U.S. Intelligence to Track Global Poachers

4 December 2012

Wildlife trafficking treated as security threat

Not only does the booming illegal trade of international wildlife poaching and trading cause serious issues for sustainability and viability of fragile ecosystems, but the Obama administration will now be stepping up efforts to help stem such trade while assessing its impact on security interests. As reported by a blog on The New York Times by Andrew Revkin, Secretary of State Hillary Rodham Clinton addressed the issue last month after The Times began a series on the connection between poaching and insurgency in African regions:

She spoke to an audience of ambassadors, government officials, conservationists and scientists, noting that while much of the focus of late has been on Asian markets, the fast-growing middle class around the world – including in the United States – has created a huge market for a wide range of rare species and products derived from them.

Outside Magazine also reported on the issue online, quoting Secretary Clinton as saying:
It is one thing to be worried about the traditional poachers who come in and kill and take a few animals, a few tusks, a few horns, or other animal parts.

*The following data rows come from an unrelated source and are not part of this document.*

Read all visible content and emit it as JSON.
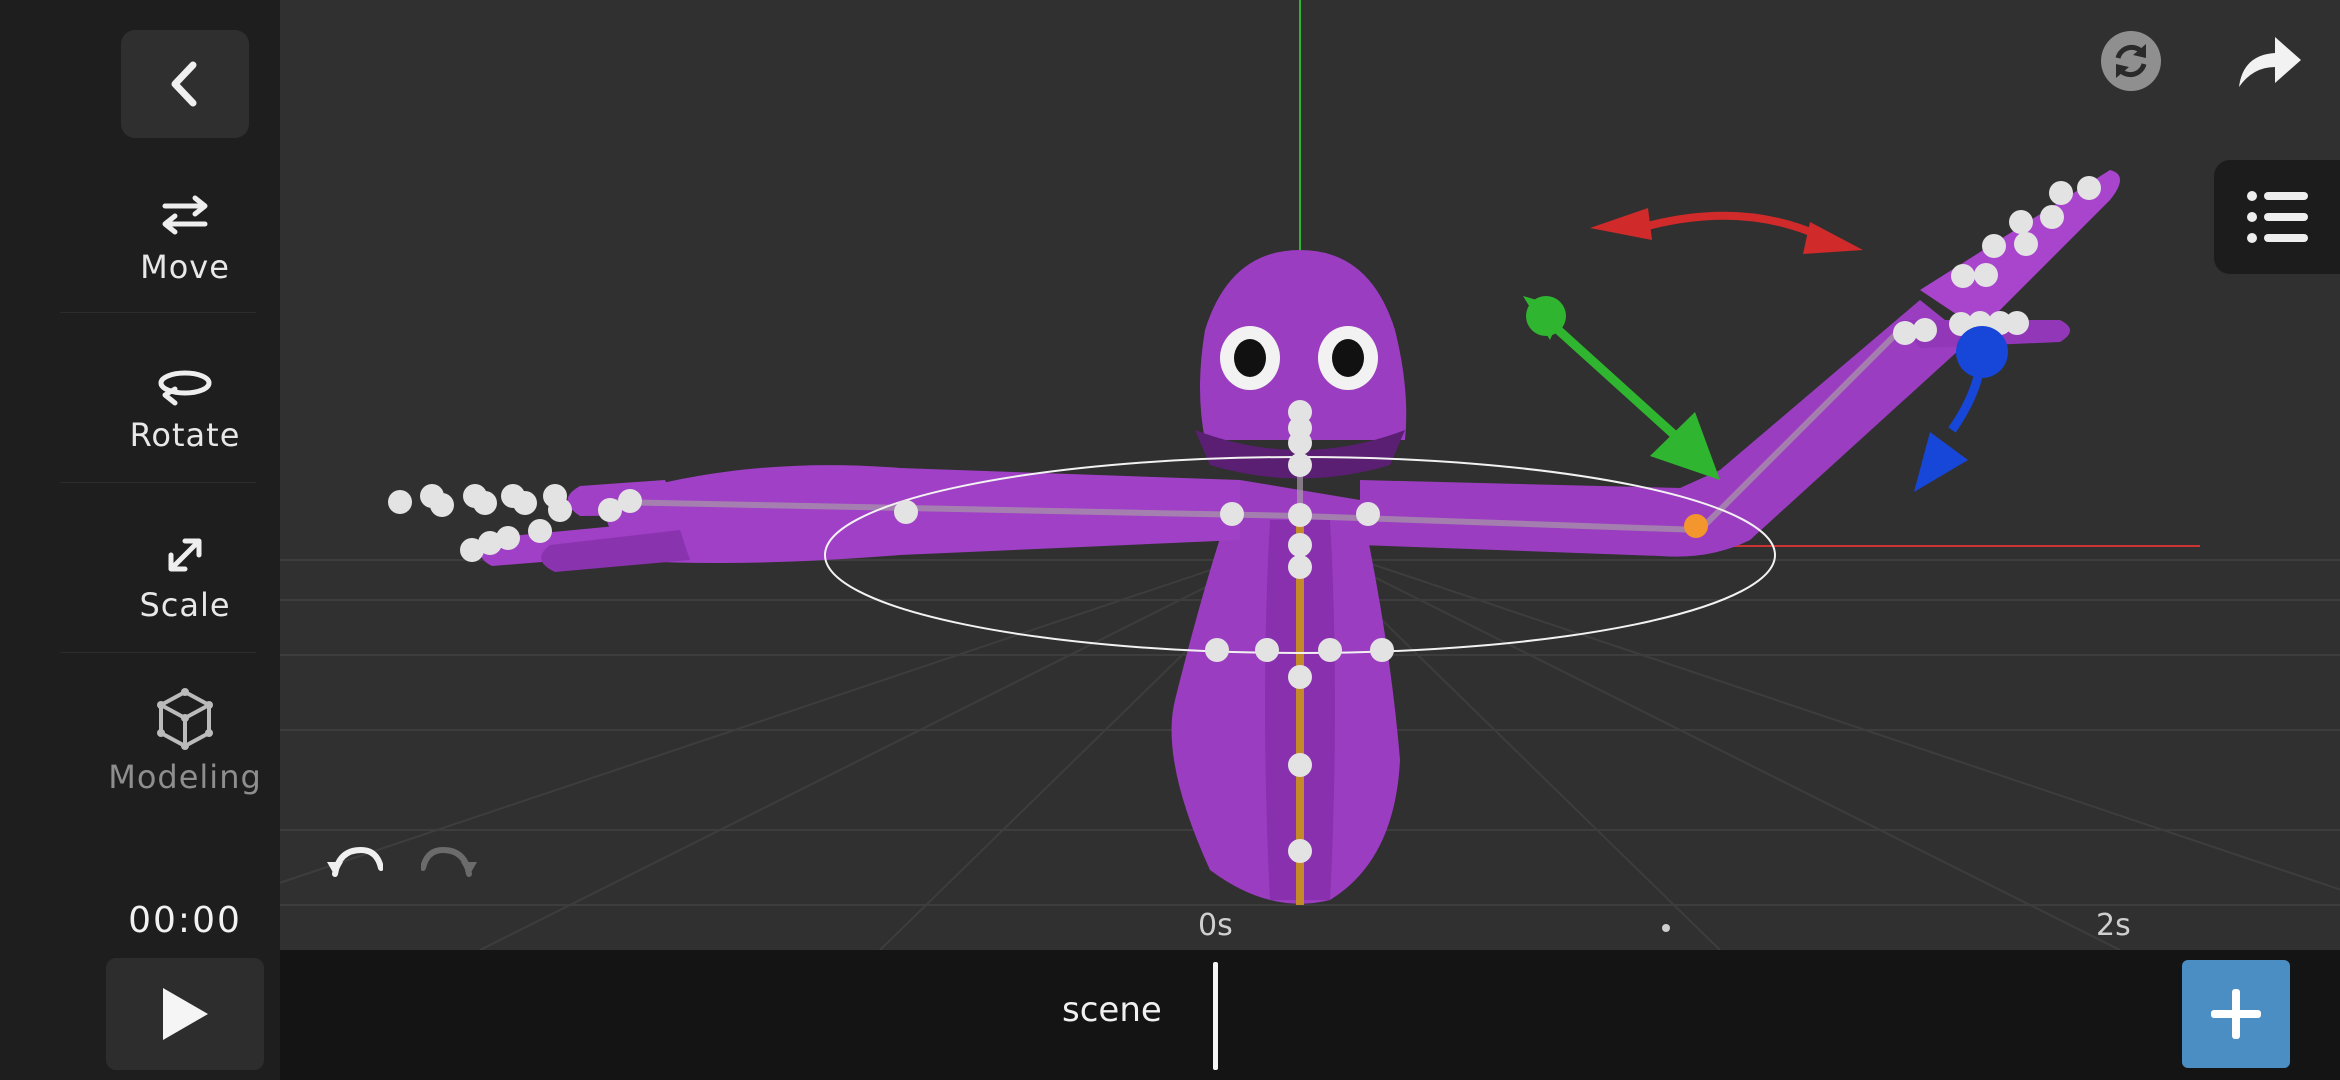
{
  "sidebar": {
    "tools": [
      {
        "label": "Move",
        "icon": "move-arrows-icon",
        "active": true
      },
      {
        "label": "Rotate",
        "icon": "rotate-icon",
        "active": true
      },
      {
        "label": "Scale",
        "icon": "scale-icon",
        "active": true
      },
      {
        "label": "Modeling",
        "icon": "cube-icon",
        "active": false
      }
    ],
    "time": "00:00"
  },
  "viewport": {
    "character_color": "#9b3dc0",
    "gizmo_colors": {
      "x": "#d02a2a",
      "y": "#2fb52f",
      "z": "#1747d8"
    }
  },
  "timeline": {
    "ruler": [
      "0s",
      "2s"
    ],
    "track_label": "scene",
    "add_color": "#4a8ec4"
  }
}
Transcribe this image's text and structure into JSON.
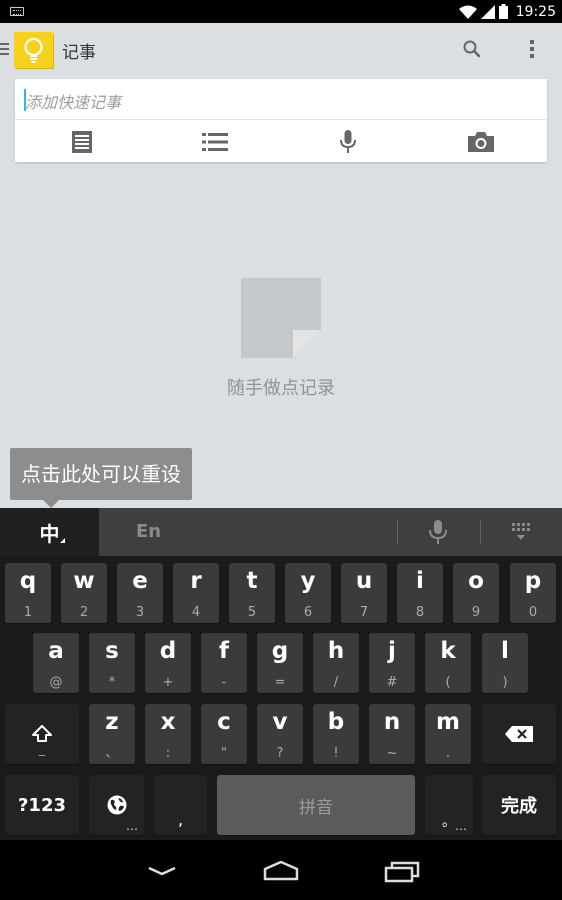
{
  "status_bar": {
    "time": "19:25",
    "icons": [
      "keyboard-icon",
      "wifi-icon",
      "signal-icon",
      "battery-icon"
    ]
  },
  "action_bar": {
    "title": "记事",
    "icons": [
      "menu-icon",
      "keep-bulb-icon",
      "search-icon",
      "overflow-menu-icon"
    ]
  },
  "note_card": {
    "input_placeholder": "添加快速记事",
    "tools": [
      "text-note-icon",
      "list-icon",
      "microphone-icon",
      "camera-icon"
    ]
  },
  "empty_state": {
    "message": "随手做点记录"
  },
  "tooltip": {
    "text": "点击此处可以重设"
  },
  "keyboard": {
    "mode_chinese": "中",
    "mode_english": "En",
    "row1": [
      {
        "main": "q",
        "sub": "1"
      },
      {
        "main": "w",
        "sub": "2"
      },
      {
        "main": "e",
        "sub": "3"
      },
      {
        "main": "r",
        "sub": "4"
      },
      {
        "main": "t",
        "sub": "5"
      },
      {
        "main": "y",
        "sub": "6"
      },
      {
        "main": "u",
        "sub": "7"
      },
      {
        "main": "i",
        "sub": "8"
      },
      {
        "main": "o",
        "sub": "9"
      },
      {
        "main": "p",
        "sub": "0"
      }
    ],
    "row2": [
      {
        "main": "a",
        "sub": "@"
      },
      {
        "main": "s",
        "sub": "*"
      },
      {
        "main": "d",
        "sub": "+"
      },
      {
        "main": "f",
        "sub": "-"
      },
      {
        "main": "g",
        "sub": "="
      },
      {
        "main": "h",
        "sub": "/"
      },
      {
        "main": "j",
        "sub": "#"
      },
      {
        "main": "k",
        "sub": "("
      },
      {
        "main": "l",
        "sub": ")"
      }
    ],
    "row3": [
      {
        "main": "z",
        "sub": "、"
      },
      {
        "main": "x",
        "sub": ":"
      },
      {
        "main": "c",
        "sub": "\""
      },
      {
        "main": "v",
        "sub": "?"
      },
      {
        "main": "b",
        "sub": "!"
      },
      {
        "main": "n",
        "sub": "~"
      },
      {
        "main": "m",
        "sub": "."
      }
    ],
    "shift_underscore": "_",
    "numbers_label": "?123",
    "globe_dots": "…",
    "comma": ",",
    "space_label": "拼音",
    "period": "。",
    "period_dots": "…",
    "done_label": "完成"
  },
  "nav_bar": {
    "icons": [
      "back-icon",
      "home-icon",
      "recent-apps-icon"
    ]
  }
}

It's something else when you've got helicopters, night vision goggles, automatic weapons, which pose a threat to human life as well as wildlife.